#### Task description:
Take each line of the data that contains the string "icon" and copy it.

#### Data for review:
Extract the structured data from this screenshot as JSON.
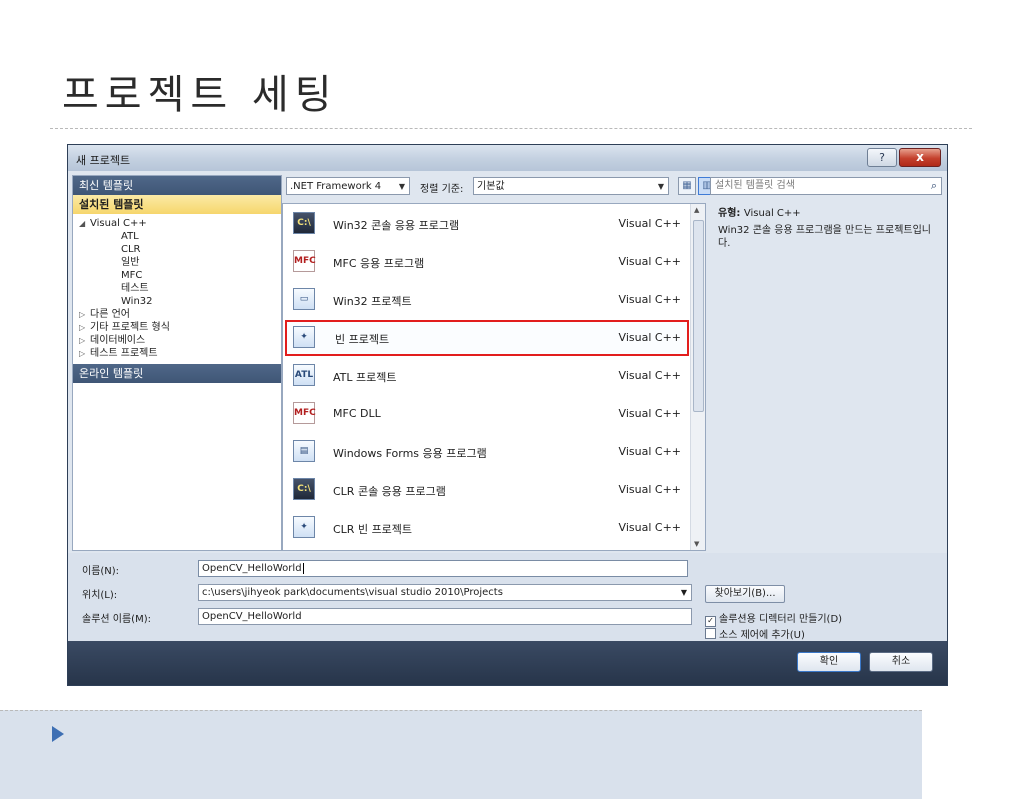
{
  "slide": {
    "title": "프로젝트 세팅"
  },
  "dialog": {
    "title": "새 프로젝트",
    "help_label": "?",
    "close_label": "x"
  },
  "left": {
    "recent_templates": "최신 템플릿",
    "installed_templates": "설치된 템플릿",
    "online_templates": "온라인 템플릿",
    "tree": [
      {
        "label": "Visual C++",
        "arrow": "◢"
      },
      {
        "label": "ATL"
      },
      {
        "label": "CLR"
      },
      {
        "label": "일반"
      },
      {
        "label": "MFC"
      },
      {
        "label": "테스트"
      },
      {
        "label": "Win32"
      },
      {
        "label": "다른 언어",
        "arrow": "▷"
      },
      {
        "label": "기타 프로젝트 형식",
        "arrow": "▷"
      },
      {
        "label": "데이터베이스",
        "arrow": "▷"
      },
      {
        "label": "테스트 프로젝트",
        "arrow": "▷"
      }
    ]
  },
  "toolbar": {
    "framework": ".NET Framework 4",
    "sort_label": "정렬 기준:",
    "sort_value": "기본값"
  },
  "templates": [
    {
      "name": "Win32 콘솔 응용 프로그램",
      "lang": "Visual C++",
      "icon": "console-app-icon",
      "glyph": "C:\\"
    },
    {
      "name": "MFC 응용 프로그램",
      "lang": "Visual C++",
      "icon": "mfc-app-icon",
      "glyph": "MFC"
    },
    {
      "name": "Win32 프로젝트",
      "lang": "Visual C++",
      "icon": "win32-project-icon",
      "glyph": "▭"
    },
    {
      "name": "빈 프로젝트",
      "lang": "Visual C++",
      "icon": "empty-project-icon",
      "glyph": "✦"
    },
    {
      "name": "ATL 프로젝트",
      "lang": "Visual C++",
      "icon": "atl-project-icon",
      "glyph": "ATL"
    },
    {
      "name": "MFC DLL",
      "lang": "Visual C++",
      "icon": "mfc-dll-icon",
      "glyph": "MFC"
    },
    {
      "name": "Windows Forms 응용 프로그램",
      "lang": "Visual C++",
      "icon": "windows-forms-icon",
      "glyph": "▤"
    },
    {
      "name": "CLR 콘솔 응용 프로그램",
      "lang": "Visual C++",
      "icon": "clr-console-icon",
      "glyph": "C:\\"
    },
    {
      "name": "CLR 빈 프로젝트",
      "lang": "Visual C++",
      "icon": "clr-empty-project-icon",
      "glyph": "✦"
    }
  ],
  "search": {
    "placeholder": "설치된 템플릿 검색"
  },
  "info": {
    "type_label": "유형:",
    "type_value": "Visual C++",
    "description": "Win32 콘솔 응용 프로그램을 만드는 프로젝트입니다."
  },
  "form": {
    "name_label": "이름(N):",
    "name_value": "OpenCV_HelloWorld",
    "location_label": "위치(L):",
    "location_value": "c:\\users\\jihyeok park\\documents\\visual studio 2010\\Projects",
    "solution_label": "솔루션 이름(M):",
    "solution_value": "OpenCV_HelloWorld",
    "browse_label": "찾아보기(B)...",
    "create_dir_label": "솔루션용 디렉터리 만들기(D)",
    "source_control_label": "소스 제어에 추가(U)"
  },
  "buttons": {
    "ok": "확인",
    "cancel": "취소"
  }
}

#### Task answer:
      "icon": "console-app-icon",
      "icon": "mfc-app-icon",
      "icon": "win32-project-icon",
      "icon": "empty-project-icon",
      "icon": "atl-project-icon",
      "icon": "mfc-dll-icon",
      "icon": "windows-forms-icon",
      "icon": "clr-console-icon",
      "icon": "clr-empty-project-icon",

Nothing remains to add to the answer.